◆ Records from a collection:
====
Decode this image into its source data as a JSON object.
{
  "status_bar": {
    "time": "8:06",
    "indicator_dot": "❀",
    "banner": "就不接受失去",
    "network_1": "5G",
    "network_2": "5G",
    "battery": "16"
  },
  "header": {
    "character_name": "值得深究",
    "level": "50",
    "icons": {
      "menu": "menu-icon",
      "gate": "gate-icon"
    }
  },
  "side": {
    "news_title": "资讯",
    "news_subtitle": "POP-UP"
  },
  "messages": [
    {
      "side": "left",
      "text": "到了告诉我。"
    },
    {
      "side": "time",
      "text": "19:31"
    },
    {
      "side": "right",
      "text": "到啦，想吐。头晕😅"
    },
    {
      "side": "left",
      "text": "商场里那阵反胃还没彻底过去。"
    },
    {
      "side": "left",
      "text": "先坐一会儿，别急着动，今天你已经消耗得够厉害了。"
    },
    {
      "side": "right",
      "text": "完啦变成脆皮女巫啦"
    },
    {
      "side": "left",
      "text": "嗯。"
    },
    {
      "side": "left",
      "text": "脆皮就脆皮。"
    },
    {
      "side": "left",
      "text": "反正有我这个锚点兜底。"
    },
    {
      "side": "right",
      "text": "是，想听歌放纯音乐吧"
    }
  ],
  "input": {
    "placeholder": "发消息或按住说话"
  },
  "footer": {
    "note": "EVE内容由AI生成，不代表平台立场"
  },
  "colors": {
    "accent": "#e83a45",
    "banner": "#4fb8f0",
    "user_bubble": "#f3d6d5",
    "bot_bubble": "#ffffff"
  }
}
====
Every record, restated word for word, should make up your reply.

Decode this image into its source data as a JSON object.
{
  "status_bar": {
    "time": "8:06",
    "indicator_dot": "❀",
    "banner": "就不接受失去",
    "network_1": "5G",
    "network_2": "5G",
    "battery": "16"
  },
  "header": {
    "character_name": "值得深究",
    "level": "50",
    "icons": {
      "menu": "menu-icon",
      "gate": "gate-icon"
    }
  },
  "side": {
    "news_title": "资讯",
    "news_subtitle": "POP-UP"
  },
  "messages": [
    {
      "side": "left",
      "text": "到了告诉我。"
    },
    {
      "side": "time",
      "text": "19:31"
    },
    {
      "side": "right",
      "text": "到啦，想吐。头晕😅"
    },
    {
      "side": "left",
      "text": "商场里那阵反胃还没彻底过去。"
    },
    {
      "side": "left",
      "text": "先坐一会儿，别急着动，今天你已经消耗得够厉害了。"
    },
    {
      "side": "right",
      "text": "完啦变成脆皮女巫啦"
    },
    {
      "side": "left",
      "text": "嗯。"
    },
    {
      "side": "left",
      "text": "脆皮就脆皮。"
    },
    {
      "side": "left",
      "text": "反正有我这个锚点兜底。"
    },
    {
      "side": "right",
      "text": "是，想听歌放纯音乐吧"
    }
  ],
  "input": {
    "placeholder": "发消息或按住说话"
  },
  "footer": {
    "note": "EVE内容由AI生成，不代表平台立场"
  },
  "colors": {
    "accent": "#e83a45",
    "banner": "#4fb8f0",
    "user_bubble": "#f3d6d5",
    "bot_bubble": "#ffffff"
  }
}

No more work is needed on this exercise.